Extracted records
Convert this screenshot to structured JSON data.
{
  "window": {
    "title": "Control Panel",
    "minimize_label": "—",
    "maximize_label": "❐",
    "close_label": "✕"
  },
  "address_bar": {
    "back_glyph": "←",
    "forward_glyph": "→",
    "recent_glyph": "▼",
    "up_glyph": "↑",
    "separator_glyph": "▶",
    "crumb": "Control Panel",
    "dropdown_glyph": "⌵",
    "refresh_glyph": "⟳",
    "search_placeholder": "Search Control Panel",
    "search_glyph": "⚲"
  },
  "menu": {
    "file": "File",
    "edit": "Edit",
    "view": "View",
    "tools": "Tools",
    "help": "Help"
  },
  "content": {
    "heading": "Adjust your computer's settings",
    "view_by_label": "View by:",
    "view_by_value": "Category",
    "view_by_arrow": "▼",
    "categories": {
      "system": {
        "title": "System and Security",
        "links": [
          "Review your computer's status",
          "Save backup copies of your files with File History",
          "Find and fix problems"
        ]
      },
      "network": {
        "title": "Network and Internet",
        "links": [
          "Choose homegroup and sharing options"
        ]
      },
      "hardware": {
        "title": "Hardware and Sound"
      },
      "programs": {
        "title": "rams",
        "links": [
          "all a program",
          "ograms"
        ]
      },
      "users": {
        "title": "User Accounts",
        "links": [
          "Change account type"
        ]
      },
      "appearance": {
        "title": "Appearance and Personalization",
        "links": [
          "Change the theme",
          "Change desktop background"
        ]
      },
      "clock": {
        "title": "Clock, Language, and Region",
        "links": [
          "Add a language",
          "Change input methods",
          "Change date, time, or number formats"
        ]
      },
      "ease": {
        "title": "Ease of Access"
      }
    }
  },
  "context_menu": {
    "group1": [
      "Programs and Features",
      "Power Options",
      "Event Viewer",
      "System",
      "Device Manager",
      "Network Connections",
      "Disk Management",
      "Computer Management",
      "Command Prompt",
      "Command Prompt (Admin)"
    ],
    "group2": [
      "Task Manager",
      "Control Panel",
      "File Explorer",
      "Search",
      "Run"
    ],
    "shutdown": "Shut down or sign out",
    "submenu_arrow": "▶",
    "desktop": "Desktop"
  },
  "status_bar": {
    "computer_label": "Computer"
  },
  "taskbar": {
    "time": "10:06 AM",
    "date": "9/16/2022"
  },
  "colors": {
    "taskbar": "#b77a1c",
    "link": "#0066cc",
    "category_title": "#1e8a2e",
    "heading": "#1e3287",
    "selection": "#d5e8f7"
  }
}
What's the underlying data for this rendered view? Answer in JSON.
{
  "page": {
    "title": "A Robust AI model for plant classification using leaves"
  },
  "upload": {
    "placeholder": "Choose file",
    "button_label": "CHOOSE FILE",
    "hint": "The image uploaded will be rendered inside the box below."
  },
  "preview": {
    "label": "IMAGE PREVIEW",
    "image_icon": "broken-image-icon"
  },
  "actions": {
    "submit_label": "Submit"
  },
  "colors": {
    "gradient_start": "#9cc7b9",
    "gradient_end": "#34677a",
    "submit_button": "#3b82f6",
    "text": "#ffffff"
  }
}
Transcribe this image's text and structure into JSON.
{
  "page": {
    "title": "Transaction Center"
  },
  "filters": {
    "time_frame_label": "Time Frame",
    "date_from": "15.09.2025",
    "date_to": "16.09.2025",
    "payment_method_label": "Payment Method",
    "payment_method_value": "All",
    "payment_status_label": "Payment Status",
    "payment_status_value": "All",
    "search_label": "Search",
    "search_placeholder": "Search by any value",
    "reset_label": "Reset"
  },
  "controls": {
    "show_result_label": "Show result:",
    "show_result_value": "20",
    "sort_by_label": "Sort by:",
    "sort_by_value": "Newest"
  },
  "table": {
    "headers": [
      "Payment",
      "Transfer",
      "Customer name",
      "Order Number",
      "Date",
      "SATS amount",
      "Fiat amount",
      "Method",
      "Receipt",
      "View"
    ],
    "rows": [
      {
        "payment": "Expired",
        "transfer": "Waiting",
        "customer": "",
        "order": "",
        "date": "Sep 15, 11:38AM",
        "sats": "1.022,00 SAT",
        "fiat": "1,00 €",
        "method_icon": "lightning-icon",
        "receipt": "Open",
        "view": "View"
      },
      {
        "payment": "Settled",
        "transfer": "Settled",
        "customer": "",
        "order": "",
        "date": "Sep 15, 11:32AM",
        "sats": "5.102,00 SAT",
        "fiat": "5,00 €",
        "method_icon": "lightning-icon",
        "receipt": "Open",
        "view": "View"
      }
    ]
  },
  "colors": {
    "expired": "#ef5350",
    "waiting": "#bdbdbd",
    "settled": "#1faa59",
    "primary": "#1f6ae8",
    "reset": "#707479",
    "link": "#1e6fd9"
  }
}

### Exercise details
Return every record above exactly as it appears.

### Your solution
Convert this screenshot to structured JSON data.
{
  "window": {
    "title": "Control Panel",
    "minimize_label": "—",
    "maximize_label": "❐",
    "close_label": "✕"
  },
  "address_bar": {
    "back_glyph": "←",
    "forward_glyph": "→",
    "recent_glyph": "▼",
    "up_glyph": "↑",
    "separator_glyph": "▶",
    "crumb": "Control Panel",
    "dropdown_glyph": "⌵",
    "refresh_glyph": "⟳",
    "search_placeholder": "Search Control Panel",
    "search_glyph": "⚲"
  },
  "menu": {
    "file": "File",
    "edit": "Edit",
    "view": "View",
    "tools": "Tools",
    "help": "Help"
  },
  "content": {
    "heading": "Adjust your computer's settings",
    "view_by_label": "View by:",
    "view_by_value": "Category",
    "view_by_arrow": "▼",
    "categories": {
      "system": {
        "title": "System and Security",
        "links": [
          "Review your computer's status",
          "Save backup copies of your files with File History",
          "Find and fix problems"
        ]
      },
      "network": {
        "title": "Network and Internet",
        "links": [
          "Choose homegroup and sharing options"
        ]
      },
      "hardware": {
        "title": "Hardware and Sound"
      },
      "programs": {
        "title": "rams",
        "links": [
          "all a program",
          "ograms"
        ]
      },
      "users": {
        "title": "User Accounts",
        "links": [
          "Change account type"
        ]
      },
      "appearance": {
        "title": "Appearance and Personalization",
        "links": [
          "Change the theme",
          "Change desktop background"
        ]
      },
      "clock": {
        "title": "Clock, Language, and Region",
        "links": [
          "Add a language",
          "Change input methods",
          "Change date, time, or number formats"
        ]
      },
      "ease": {
        "title": "Ease of Access"
      }
    }
  },
  "context_menu": {
    "group1": [
      "Programs and Features",
      "Power Options",
      "Event Viewer",
      "System",
      "Device Manager",
      "Network Connections",
      "Disk Management",
      "Computer Management",
      "Command Prompt",
      "Command Prompt (Admin)"
    ],
    "group2": [
      "Task Manager",
      "Control Panel",
      "File Explorer",
      "Search",
      "Run"
    ],
    "shutdown": "Shut down or sign out",
    "submenu_arrow": "▶",
    "desktop": "Desktop"
  },
  "status_bar": {
    "computer_label": "Computer"
  },
  "taskbar": {
    "time": "10:06 AM",
    "date": "9/16/2022"
  },
  "colors": {
    "taskbar": "#b77a1c",
    "link": "#0066cc",
    "category_title": "#1e8a2e",
    "heading": "#1e3287",
    "selection": "#d5e8f7"
  }
}
What's the underlying data for this rendered view? Answer in JSON.
{
  "page": {
    "title": "A Robust AI model for plant classification using leaves"
  },
  "upload": {
    "placeholder": "Choose file",
    "button_label": "CHOOSE FILE",
    "hint": "The image uploaded will be rendered inside the box below."
  },
  "preview": {
    "label": "IMAGE PREVIEW",
    "image_icon": "broken-image-icon"
  },
  "actions": {
    "submit_label": "Submit"
  },
  "colors": {
    "gradient_start": "#9cc7b9",
    "gradient_end": "#34677a",
    "submit_button": "#3b82f6",
    "text": "#ffffff"
  }
}
Transcribe this image's text and structure into JSON.
{
  "page": {
    "title": "Transaction Center"
  },
  "filters": {
    "time_frame_label": "Time Frame",
    "date_from": "15.09.2025",
    "date_to": "16.09.2025",
    "payment_method_label": "Payment Method",
    "payment_method_value": "All",
    "payment_status_label": "Payment Status",
    "payment_status_value": "All",
    "search_label": "Search",
    "search_placeholder": "Search by any value",
    "reset_label": "Reset"
  },
  "controls": {
    "show_result_label": "Show result:",
    "show_result_value": "20",
    "sort_by_label": "Sort by:",
    "sort_by_value": "Newest"
  },
  "table": {
    "headers": [
      "Payment",
      "Transfer",
      "Customer name",
      "Order Number",
      "Date",
      "SATS amount",
      "Fiat amount",
      "Method",
      "Receipt",
      "View"
    ],
    "rows": [
      {
        "payment": "Expired",
        "transfer": "Waiting",
        "customer": "",
        "order": "",
        "date": "Sep 15, 11:38AM",
        "sats": "1.022,00 SAT",
        "fiat": "1,00 €",
        "method_icon": "lightning-icon",
        "receipt": "Open",
        "view": "View"
      },
      {
        "payment": "Settled",
        "transfer": "Settled",
        "customer": "",
        "order": "",
        "date": "Sep 15, 11:32AM",
        "sats": "5.102,00 SAT",
        "fiat": "5,00 €",
        "method_icon": "lightning-icon",
        "receipt": "Open",
        "view": "View"
      }
    ]
  },
  "colors": {
    "expired": "#ef5350",
    "waiting": "#bdbdbd",
    "settled": "#1faa59",
    "primary": "#1f6ae8",
    "reset": "#707479",
    "link": "#1e6fd9"
  }
}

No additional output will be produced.